When VMWare acquired early-stage Nicira for $1.3 billion, VMWare execs saw this as a move to protect their core server virtualization franchise and extend into network virtualization, as well. When looked at from this vantage point, the price makes more sense.
Lottery Pick on Draft Day. Innovation is rarely a core competency at large tech companies. In fact, executional excellence, at which large tech companies usually excel, often runs counter to the culture of risk taking required to spawn new, disruptive initiatives. Execs at large tech companies know this and it can be very frustrating. This can motivate the desire to bring in a team of people who are perceived to have skills and abilities to drive innovation that otherwise won’t occur. With this logic, acquisition price becomes a minor issue.
Google’s recent $3.2 billion Nest acquisition must have been driven, at least in part, by Google’s desire to bring in a talented consumer hardware team, headed by Tony Fadell, that can innovate in the connected home area. This is a market Google has identified as important, but without a tiger team like the one from Nest, Google execs recognize they will likely never get from here to there.
Consideration and Considerations
Although entrepreneurs who end up selling for $1 billion or more rarely begin their journeys thinking they sell their companies, there are several issues that should be considered carefully if this becomes an option.
Cash vs Stock. With growing piles of cash on the balance sheets of many large tech companies, the ability to pay cash for some or all of the purchase price in a billion-dollar M&A is more common these days. Cash obviously removes any uncertainty with respect to the ultimate price. Stock prices can plummet, adding possible risk to a stock deal for entrepreneurs, their employees and investors. Especially if you’re being acquired as a lottery pick, expect acquirers to want you and your key team to stay for many years. The purchase price will highly incentivize you to stay, including stock vesting. Each entrepreneur has a very unique and personal situation and needs to weigh the pros and cons carefully.

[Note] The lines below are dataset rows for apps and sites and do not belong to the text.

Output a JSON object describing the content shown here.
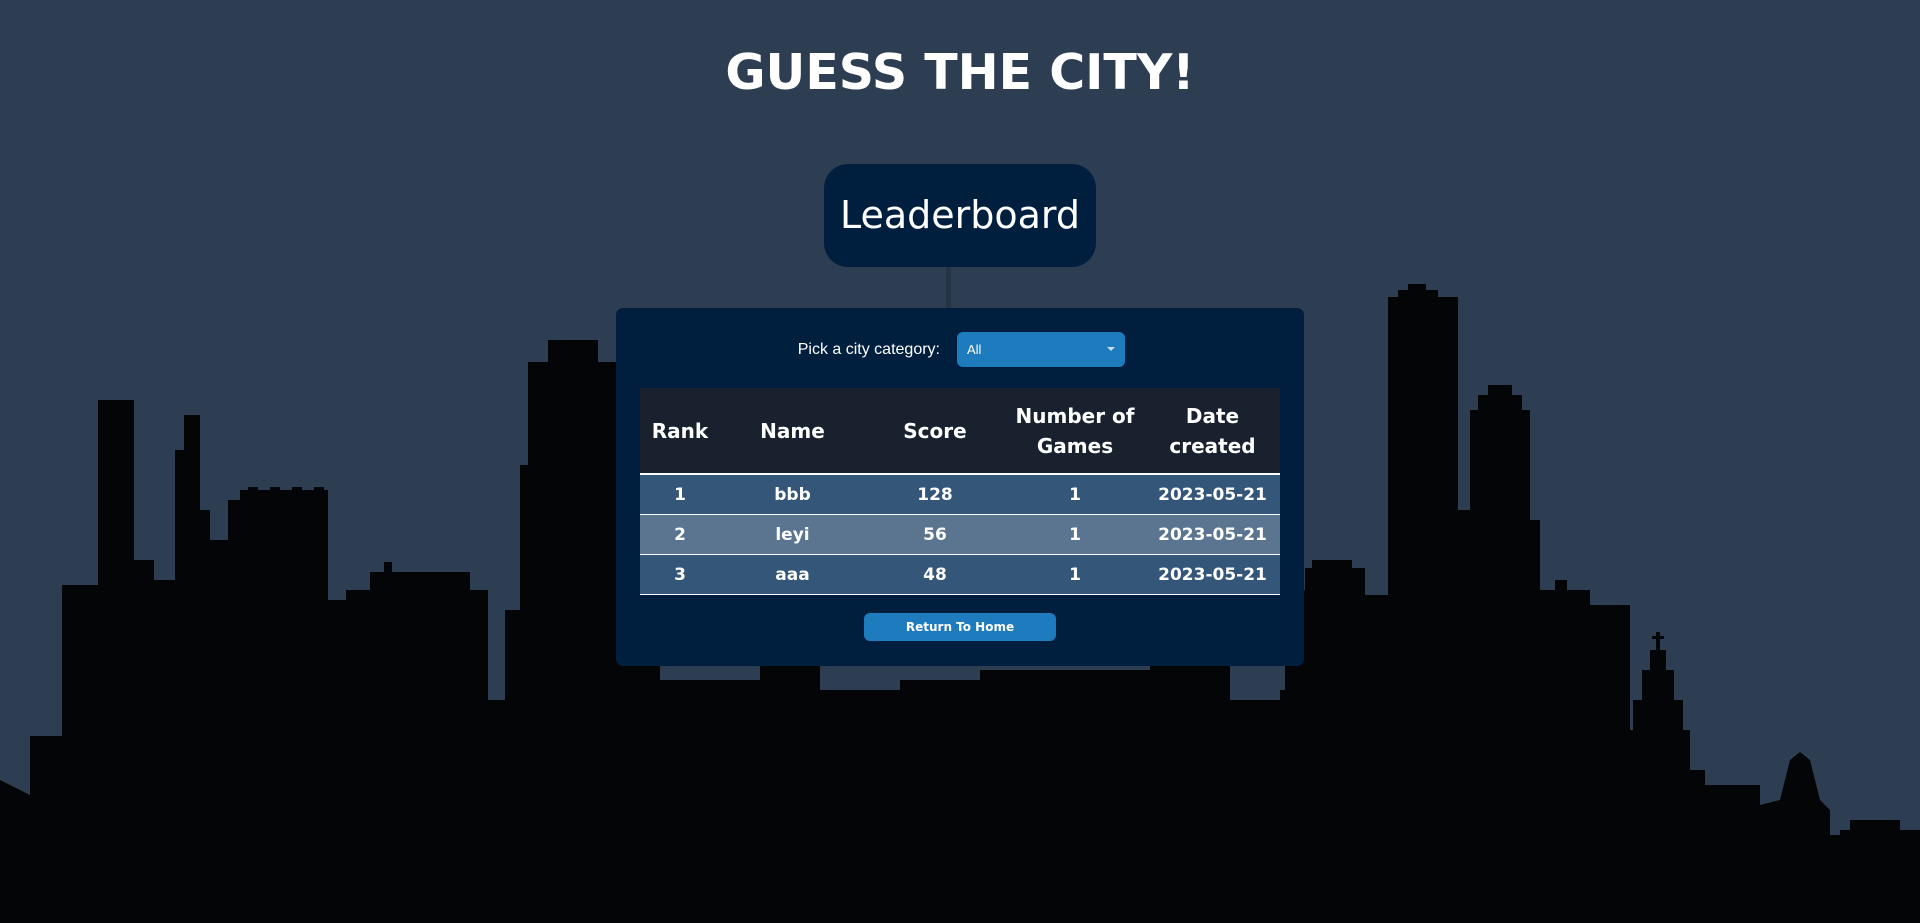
{
  "header": {
    "title": "GUESS THE CITY!"
  },
  "leaderboard": {
    "heading": "Leaderboard"
  },
  "category_picker": {
    "label": "Pick a city category:",
    "selected": "All"
  },
  "table": {
    "headers": {
      "rank": "Rank",
      "name": "Name",
      "score": "Score",
      "games_line1": "Number of",
      "games_line2": "Games",
      "date_line1": "Date",
      "date_line2": "created"
    },
    "rows": [
      {
        "rank": "1",
        "name": "bbb",
        "score": "128",
        "games": "1",
        "date": "2023-05-21"
      },
      {
        "rank": "2",
        "name": "leyi",
        "score": "56",
        "games": "1",
        "date": "2023-05-21"
      },
      {
        "rank": "3",
        "name": "aaa",
        "score": "48",
        "games": "1",
        "date": "2023-05-21"
      }
    ]
  },
  "return_button": {
    "label": "Return To Home"
  },
  "colors": {
    "background": "#2e3e52",
    "skyline": "#030507",
    "panel": "#001f3f",
    "accent_button": "#1e7bbd",
    "table_header": "#18212d",
    "row_odd": "#345679",
    "row_even": "#5b7591"
  }
}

Certainty of Closure. When an acquirer floats a very large acquisition price, the risk of the deal not going through to completion increases. Recognize that someone at your potential acquirer is probably staking her or his career on the decision to pay up to acquire your company. Its human nature to get cold feet. Pay close attention to who the acquirer is – what’s their reputation is for going through with acquisitions? what’s the status of the company right now? how powerful is the board and/or CEO and are they behind the deal? It’s not atypical for a target to go with a lower price from an acquirer who has a higher perceived certainty of closure versus other higher offers from riskier would-be acquirers.
Fit and Alignment. For entrepreneurs, there’s no rule that you must accept an acquisition price once it hits a certain level. Many potential acquisitions don’t consummate because the perceived cultural fit and/or alignment on the future vision doesn’t completely align. Most entrepreneurs with whom I’ve spoken who have sold their companies (whether at billion dollar levels or lower) regret the decision later due to poor fit with the acquirer. It’s critical to get this right.
For many entrepreneurs, their own indomitable will doesn’t waver, even in the face of a billion-dollar M&A offer, and it’s go long and go big or bust. For example, Snapchat appears to be on this path, at least for now. For some others, the appeal of taking a billion dollar offer is high enough to veer off the independent path. Instagram went this route. There isn’t a right answer. But, recognizing the motivation of would-be suitors – be it rocket ship, fear of losing out, all-star draft picks, or some combination of the above – can help navigate the waters.